Homework Help: Closed form of an infinitely nested radical.

1. Dec 9, 2012

Pzi

Hello.

Does anybody happen to know a closed form of this infinitely nested radical?
By any chance, maybe you even saw it somewhere?

I haven't had too much success so far. At the moment I am so desperate that I'm even willing to try and guess the solution, then prove that it is equal to my nested radical. For any real positive x the limit indeed exists (various criteria can be found for that very reason). Numerical limits can be seen in the plot:
http://imageshack.us/a/img842/876/plote.jpg [Broken]

Also here is a convergence plot:
http://img100.imageshack.us/img100/64/convergence.jpg [Broken]
It is made in a sense that using double precision variables computer sees no difference between a_{k}(x) and a_{k+1}(x) which in turn means that ~16 decimal digits have already been found. In fact it's so nasty that a{6}(50000) - a{5}(50000) < 10^(-24).
Notably the bigger my argument, the faster it converges (although I'm not sure what useful conclusions I can draw from that).

Pretty much the only known elegant cases: a(1) is equal to golden ratio, a(4)=2.

What would you suggest?

Best regards,
Pranas.

Last edited by a moderator: May 6, 2017
2. Dec 9, 2012

I like Serena

Hi Pzi!

You can write:
$$\sqrt{x^1 + \sqrt{x^2 + ...}} = \sqrt x \cdot \sqrt{x^0 + \sqrt{x^1 + ...}} = \sqrt x \cdot a(x)$$

If you substitute that in the expression for a(x), you get an equation that you can solve.......

3. Dec 9, 2012

Pzi

Not really.
Your idea requires powers like 1, 2, 4, 8, 16, 32... whereas we actually have 1, 2, 3, 4, 5, 6...

4. Dec 11, 2012

Pzi

Still looking for any insightful ideas!

5. Dec 12, 2012

haruspex

I get a good fit to 1.19 x1/4

6. Dec 12, 2012

Dick

You say you are desperate for a solution.

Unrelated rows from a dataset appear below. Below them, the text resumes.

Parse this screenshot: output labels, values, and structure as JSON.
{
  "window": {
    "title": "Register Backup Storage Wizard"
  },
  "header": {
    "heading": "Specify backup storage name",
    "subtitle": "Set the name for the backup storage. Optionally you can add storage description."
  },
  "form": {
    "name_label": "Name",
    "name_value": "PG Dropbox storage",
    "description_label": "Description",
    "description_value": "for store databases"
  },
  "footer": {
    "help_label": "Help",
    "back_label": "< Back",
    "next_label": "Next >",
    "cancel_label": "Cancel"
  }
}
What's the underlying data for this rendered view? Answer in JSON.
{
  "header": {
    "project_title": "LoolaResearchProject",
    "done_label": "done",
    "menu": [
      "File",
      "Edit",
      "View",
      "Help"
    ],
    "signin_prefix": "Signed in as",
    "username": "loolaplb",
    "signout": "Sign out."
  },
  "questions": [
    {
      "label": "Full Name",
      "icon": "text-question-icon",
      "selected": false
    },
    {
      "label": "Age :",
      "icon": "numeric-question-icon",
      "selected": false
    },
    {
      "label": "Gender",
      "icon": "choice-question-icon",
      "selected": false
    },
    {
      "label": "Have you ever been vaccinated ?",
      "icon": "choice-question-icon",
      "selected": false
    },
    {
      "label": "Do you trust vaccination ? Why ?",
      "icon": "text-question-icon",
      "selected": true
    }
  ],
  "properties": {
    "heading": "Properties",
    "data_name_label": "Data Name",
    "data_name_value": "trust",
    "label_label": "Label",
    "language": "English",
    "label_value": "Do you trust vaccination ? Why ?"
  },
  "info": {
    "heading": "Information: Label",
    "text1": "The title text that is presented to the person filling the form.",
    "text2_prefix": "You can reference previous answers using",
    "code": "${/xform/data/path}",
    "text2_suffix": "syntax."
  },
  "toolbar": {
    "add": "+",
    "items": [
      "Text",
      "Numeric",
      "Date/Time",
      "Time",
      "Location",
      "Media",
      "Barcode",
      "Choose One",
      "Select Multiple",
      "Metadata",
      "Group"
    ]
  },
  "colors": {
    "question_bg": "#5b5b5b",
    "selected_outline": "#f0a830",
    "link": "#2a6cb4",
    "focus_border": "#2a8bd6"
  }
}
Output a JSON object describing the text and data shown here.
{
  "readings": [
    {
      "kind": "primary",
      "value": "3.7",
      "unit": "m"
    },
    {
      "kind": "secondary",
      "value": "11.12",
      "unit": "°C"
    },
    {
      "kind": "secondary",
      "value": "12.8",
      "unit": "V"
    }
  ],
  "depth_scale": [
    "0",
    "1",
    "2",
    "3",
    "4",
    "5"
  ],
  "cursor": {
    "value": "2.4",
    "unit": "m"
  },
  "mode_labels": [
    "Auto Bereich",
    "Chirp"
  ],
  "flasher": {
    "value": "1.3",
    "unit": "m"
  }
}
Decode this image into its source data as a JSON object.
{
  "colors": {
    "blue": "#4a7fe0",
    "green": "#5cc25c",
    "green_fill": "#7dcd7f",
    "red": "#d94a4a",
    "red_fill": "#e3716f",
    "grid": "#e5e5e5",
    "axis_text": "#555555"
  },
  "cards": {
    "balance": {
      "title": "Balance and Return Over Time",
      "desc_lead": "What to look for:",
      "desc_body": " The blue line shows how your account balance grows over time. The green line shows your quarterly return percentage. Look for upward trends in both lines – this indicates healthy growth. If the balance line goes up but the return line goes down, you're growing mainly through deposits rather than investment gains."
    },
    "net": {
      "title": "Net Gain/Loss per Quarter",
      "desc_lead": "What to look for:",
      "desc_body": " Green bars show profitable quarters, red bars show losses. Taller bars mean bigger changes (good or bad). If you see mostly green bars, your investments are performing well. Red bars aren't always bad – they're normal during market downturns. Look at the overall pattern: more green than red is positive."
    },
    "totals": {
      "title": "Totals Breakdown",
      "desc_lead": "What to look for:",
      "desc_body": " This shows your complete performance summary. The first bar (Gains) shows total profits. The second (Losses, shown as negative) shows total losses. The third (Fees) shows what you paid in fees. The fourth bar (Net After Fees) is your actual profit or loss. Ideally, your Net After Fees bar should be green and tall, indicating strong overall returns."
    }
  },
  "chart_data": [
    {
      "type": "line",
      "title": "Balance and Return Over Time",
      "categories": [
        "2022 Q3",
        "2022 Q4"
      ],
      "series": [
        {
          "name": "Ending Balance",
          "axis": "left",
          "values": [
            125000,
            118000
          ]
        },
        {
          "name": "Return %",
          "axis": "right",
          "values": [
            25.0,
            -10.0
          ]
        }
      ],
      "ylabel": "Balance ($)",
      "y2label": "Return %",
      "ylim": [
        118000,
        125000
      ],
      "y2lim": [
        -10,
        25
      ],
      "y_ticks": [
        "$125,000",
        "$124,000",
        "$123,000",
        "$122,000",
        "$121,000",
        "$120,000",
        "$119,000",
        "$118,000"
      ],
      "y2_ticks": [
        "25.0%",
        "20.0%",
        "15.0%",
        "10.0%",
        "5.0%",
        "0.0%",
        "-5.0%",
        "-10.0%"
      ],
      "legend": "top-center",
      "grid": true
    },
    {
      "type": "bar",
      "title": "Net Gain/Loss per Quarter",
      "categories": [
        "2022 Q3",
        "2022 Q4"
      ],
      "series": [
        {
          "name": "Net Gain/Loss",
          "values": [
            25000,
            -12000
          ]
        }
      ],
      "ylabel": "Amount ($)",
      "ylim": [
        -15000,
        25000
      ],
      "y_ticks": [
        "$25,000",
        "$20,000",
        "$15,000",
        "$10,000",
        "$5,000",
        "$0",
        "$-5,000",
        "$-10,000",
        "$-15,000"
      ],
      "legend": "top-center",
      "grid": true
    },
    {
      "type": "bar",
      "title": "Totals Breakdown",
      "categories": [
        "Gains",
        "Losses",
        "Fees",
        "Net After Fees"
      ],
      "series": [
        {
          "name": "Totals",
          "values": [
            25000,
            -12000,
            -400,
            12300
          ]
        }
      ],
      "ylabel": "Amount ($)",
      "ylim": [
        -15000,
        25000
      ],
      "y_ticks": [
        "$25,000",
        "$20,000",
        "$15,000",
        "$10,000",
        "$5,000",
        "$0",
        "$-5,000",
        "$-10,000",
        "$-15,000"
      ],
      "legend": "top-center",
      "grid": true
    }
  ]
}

Do you have any reason to believe there is an analytically exact solution?